- Cancer Information
- Managing side effects
- Sexuality, intimacy and cancer
- Overcoming specific challenges
- Erection problems
Trouble getting or keeping an erection firm enough for intercourse is called erectile dysfunction or impotence. While the quality of erections usually declines with age, it can also be affected by worrying about the cancer or damage to the nerves during surgery or radiation therapy.
Erectile dysfunction can sometimes improve. There are also many products to treat the problem, including penile injection therapy, penile implants and PDE5 inhibitor drugs (e.g. Cialis or Viagra), available by prescription. There are also herbal preparations, nasal sprays and lozenges that contain testosterone, but check with your treatment team before using any of these.
Learn more about:
- Help keep erectile tissue healthy while nerves heal from surgery by engaging in foreplay and other sexual activity with your partner.

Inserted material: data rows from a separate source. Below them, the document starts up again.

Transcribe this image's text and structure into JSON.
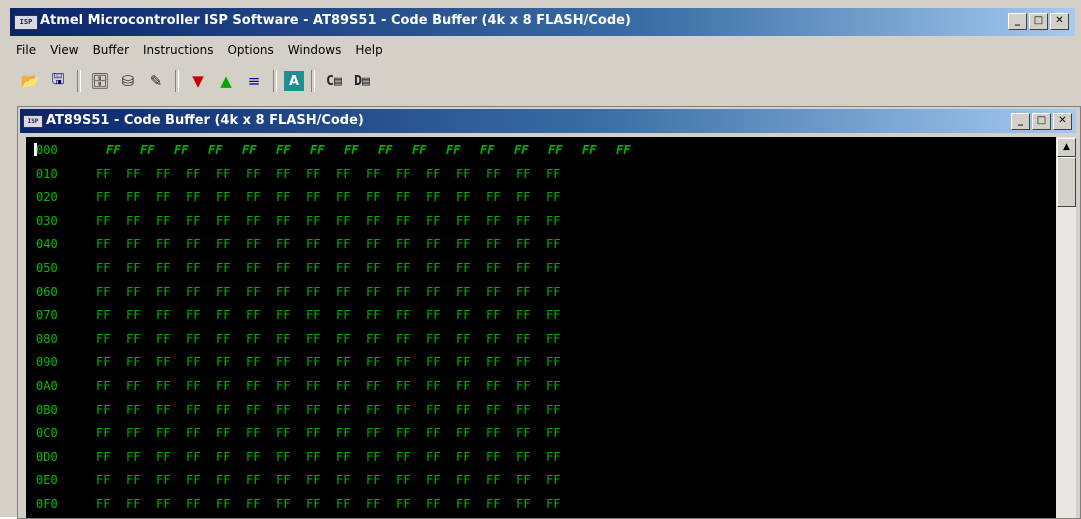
{
  "app": {
    "title": "Atmel Microcontroller ISP Software - AT89S51 - Code Buffer  (4k x 8 FLASH/Code)",
    "icon_text": "ISP",
    "window_controls": {
      "minimize": "_",
      "maximize": "□",
      "close": "✕"
    }
  },
  "menu": [
    "File",
    "View",
    "Buffer",
    "Instructions",
    "Options",
    "Windows",
    "Help"
  ],
  "toolbar": {
    "buttons": [
      {
        "icon": "open-folder-icon",
        "glyph": "📂"
      },
      {
        "icon": "save-disk-icon",
        "glyph": "🖫"
      },
      {
        "icon": "chip-icon",
        "glyph": "🗄"
      },
      {
        "icon": "device-icon",
        "glyph": "⛁"
      },
      {
        "icon": "wand-icon",
        "glyph": "✎"
      },
      {
        "icon": "program-down-icon",
        "glyph": "▼"
      },
      {
        "icon": "program-up-icon",
        "glyph": "▲"
      },
      {
        "icon": "program-icon",
        "glyph": "≡"
      },
      {
        "icon": "auto-icon",
        "glyph": "A"
      },
      {
        "icon": "code-buffer-icon",
        "glyph": "C▤"
      },
      {
        "icon": "data-buffer-icon",
        "glyph": "D▤"
      }
    ]
  },
  "child_window": {
    "title": "AT89S51 - Code Buffer  (4k x 8 FLASH/Code)",
    "icon_text": "ISP"
  },
  "buffer": {
    "text_color": "#00b000",
    "rows": [
      {
        "address": "000",
        "byte": "FF"
      },
      {
        "address": "010",
        "byte": "FF"
      },
      {
        "address": "020",
        "byte": "FF"
      },
      {
        "address": "030",
        "byte": "FF"
      },
      {
        "address": "040",
        "byte": "FF"
      },
      {
        "address": "050",
        "byte": "FF"
      },
      {
        "address": "060",
        "byte": "FF"
      },
      {
        "address": "070",
        "byte": "FF"
      },
      {
        "address": "080",
        "byte": "FF"
      },
      {
        "address": "090",
        "byte": "FF"
      },
      {
        "address": "0A0",
        "byte": "FF"
      },
      {
        "address": "0B0",
        "byte": "FF"
      },
      {
        "address": "0C0",
        "byte": "FF"
      },
      {
        "address": "0D0",
        "byte": "FF"
      },
      {
        "address": "0E0",
        "byte": "FF"
      },
      {
        "address": "0F0",
        "byte": "FF"
      }
    ],
    "bytes_per_row": 16
  }
}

- Try having sex with a half-erect penis. This may work best with the partner on top guiding the penis inside. This stimulation may encourage further and better erections.
- Help satisfy your partner and yourself without sexual penetration. Experiment with all-over touching, oral sex, masturbation or sex aids.
- Ask your doctor about other ways to improve erections, such as tablets or injections, or get a referral to a specialist.
- If your cancer specialists say it is safe to use with your type of cancer, you could consider testosterone replacement therapy. This may help if you have low testosterone levels.
Ways to improve erections
There are several medical options available for trying to improve the quality of your erections. Ask your treatment team for more details about these methods.
Vacuum erection deviceA vacuum erection device (VED) or vacuum pump device uses suction to draw blood into the penis to make it firm and help maintain a natural erection.
Penile injection therapyThis has to be prescribed by a doctor. You will be taught to inject the penis with medicine that makes blood vessels in the penis expand and fill with blood, causing an erection. The erection usually lasts 30-60 minutes.
ImplantsA penile prosthesis is inserted during surgery. Flexible rods or thin, inflatable cylinders are placed in the penis and connected to a pump in the scrotum. The pump is turned on or squeezed when an erection is desired.
Helena Green, Clinical Sexologist and Counsellor, inSync for Life, WA; Anita Brown-Major, Occupational Therapist, Thrive Rehab, VIC; Karina Campbell, Consumer; Nicole Kinnane, Nurse Consultant, Gynae-oncology Services, Peter MacCallum Cancer Centre, VIC; Jessica Medd, Senior Clinical Psychologist, Headway Health and Concord Hospital, NSW; Chris Rivett, 13 11 20 Consultant, Cancer Council SA; Kath Schubach, Urology Nurse Practitioner, President – Australia and New Zealand Urological Nurses Society (ANZUNS), VIC; Prof Jane Ussher, Chair, Women’s Health Psychology, Translational Health Research Institute (THRI), School of Medicine, Western Sydney University, NSW; Maria Voukelatos, Consumer. We would like to thank the health professionals, consumers and editorial teams who have worked on previous editions of this title.
View the Cancer Council NSW editorial policy.